But those problems seemed to have little impact on turnout. While Election Day ballots are still being counted, early voter numbers far exceeded those of the previous midterm cycle in 2018. As of Nov. 7, more than 40 million early voters had been counted this year, surpassing the 11 million early voters in 2018. In five states, more than 1 million early voters were counted, and four of those — Florida, Georgia, North Carolina, and Texas — are Republican-led states where new barriers to voting have been enacted.
On the whole, problems with ballot access were isolated. In Georgia, Gabriel Sterling, chief operating officer for the secretary of state’s office, called Election Day “wonderfully, stupendously boring.”
Even in the midst of an uncharacteristic rainstorm in South Central Los Angeles, Black voters braved the elements to cast their ballots — in some cases for one of the record number of Black candidates on this year’s ballots. Though Los Angeles is a Democratic stronghold, voter Raymond Jones, 48, said casting his ballot in this year’s election seemed especially important. The city could elect its first woman and second Black person as mayor: Karen Bass, a U.S. representative and Los Angeles native.
“This city is changing quickly,” Jones said. “We need someone who is from the neighborhood and understands its issues.”
Broken machines and voter harassment
Still, problems erupted in some counties where eleventh-hour changes to election processes created disputes and confusion.
In Florida on Tuesday, Republican Gov. Ron DeSantis refused to allow federal election monitors inside polling stations, a regular practice by the Justice Department’s Civil Rights Division since enactment of the Voting Rights Act of 1965. The department deployed monitors to 64 jurisdictions in 24 states to ensure polling stations were in compliance with federal law.
In a letter to federal officials, DeSantis’ general counsel wrote that the state would send its own monitors to the polling stations in Miami-Dade, Broward, and Palm Beach counties — where the Black population ranges between 17% to 30%, according to Census figures. A Justice Department spokesperson told Capital B that DOJ election monitors remained outside the polling stations.
DeSantis’ interference came months after he announced the arrests of 20 formerly incarcerated people, mostly Black, who had cast ballots in the 2020 election, on allegations of voter fraud.

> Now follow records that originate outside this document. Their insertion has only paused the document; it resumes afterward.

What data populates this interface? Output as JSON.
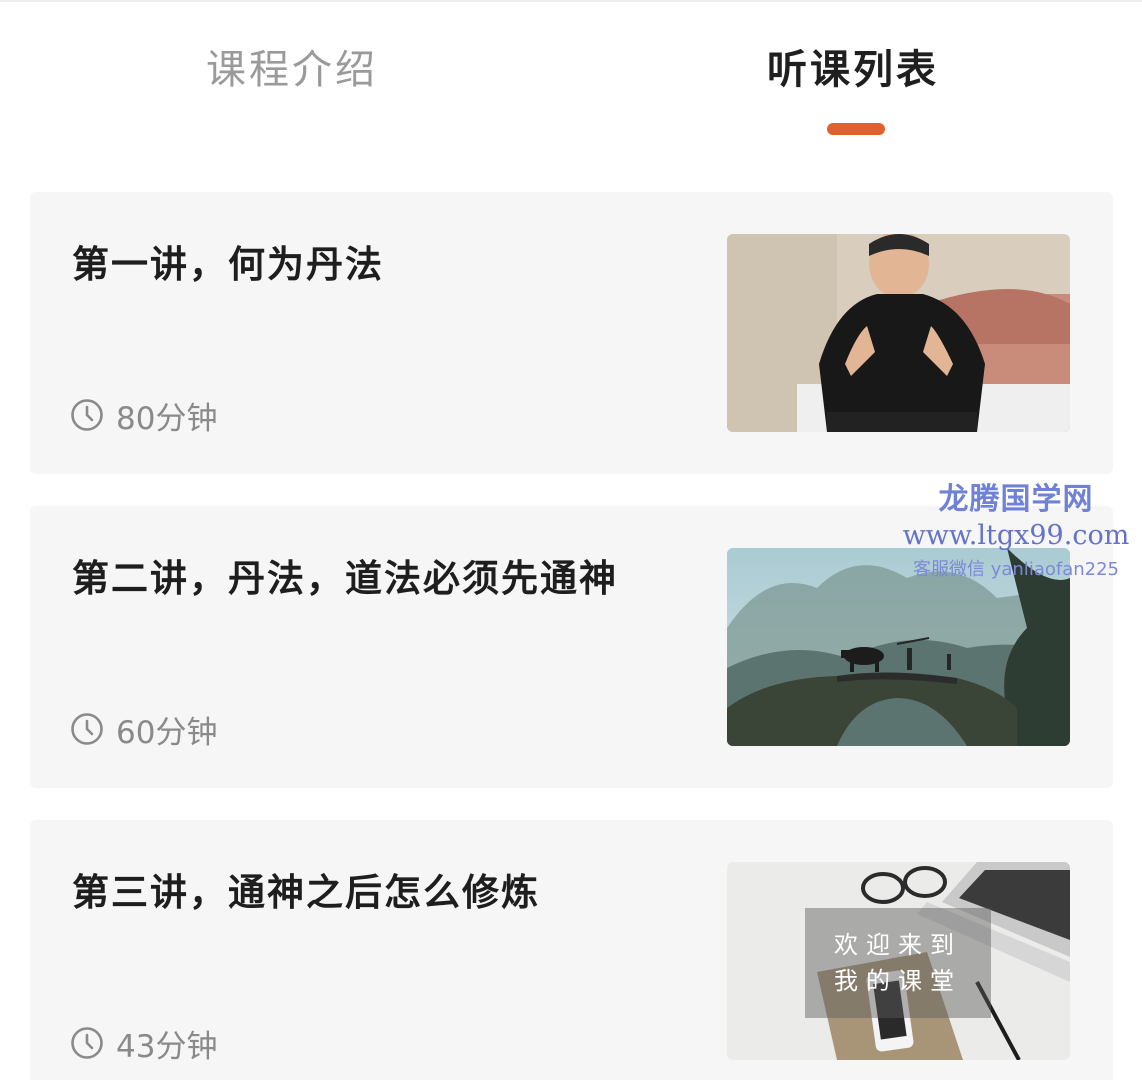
{
  "tabs": {
    "intro_label": "课程介绍",
    "list_label": "听课列表",
    "active": "听课列表",
    "indicator_color": "#e0602e"
  },
  "lessons": [
    {
      "title": "第一讲，何为丹法",
      "duration": "80分钟",
      "thumbnail": "man-meditating-photo"
    },
    {
      "title": "第二讲，丹法，道法必须先通神",
      "duration": "60分钟",
      "thumbnail": "stone-bridge-landscape-photo"
    },
    {
      "title": "第三讲，通神之后怎么修炼",
      "duration": "43分钟",
      "thumbnail": "desk-classroom-photo",
      "thumbnail_caption": [
        "欢迎来到",
        "我的课堂"
      ]
    }
  ],
  "watermark": {
    "title": "龙腾国学网",
    "url": "www.ltgx99.com",
    "contact": "客服微信 yanliaofan225"
  }
}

In Beaumont, Texas, a majority Black port city that borders Louisiana, Black voters reported being harassed and intimidated during the state’s early voting period. A suit brought by the town’s NAACP chapter alleges that poll workers were aggressive toward Black voters and asked them to recite their addresses out loud, even after they were verified.
Ahead of Election Day, a federal district judge ruled that election workers in Jefferson County, where Beaumont is located, were barred from scrutinizing the identities of Black voters.
And in Maricopa County, Arizona, one-fifth of the region’s voting machines were not working for much of the day. Voters were allowed to leave their ballots to be entered into the machines once they were operating again, or they were told to return hours later to cast their ballots themselves.
While the issues were spread evenly throughout the area, in South Phoenix — the county’s Black Belt — some voters said that they did not want to risk losing their right to vote.
“They said that we can slide it in the machine, but I don’t want to risk it,” Josh Erb, a South Phoenix voter, told the Arizona Republic. “If it’s not working, I’m not going to place my vote.”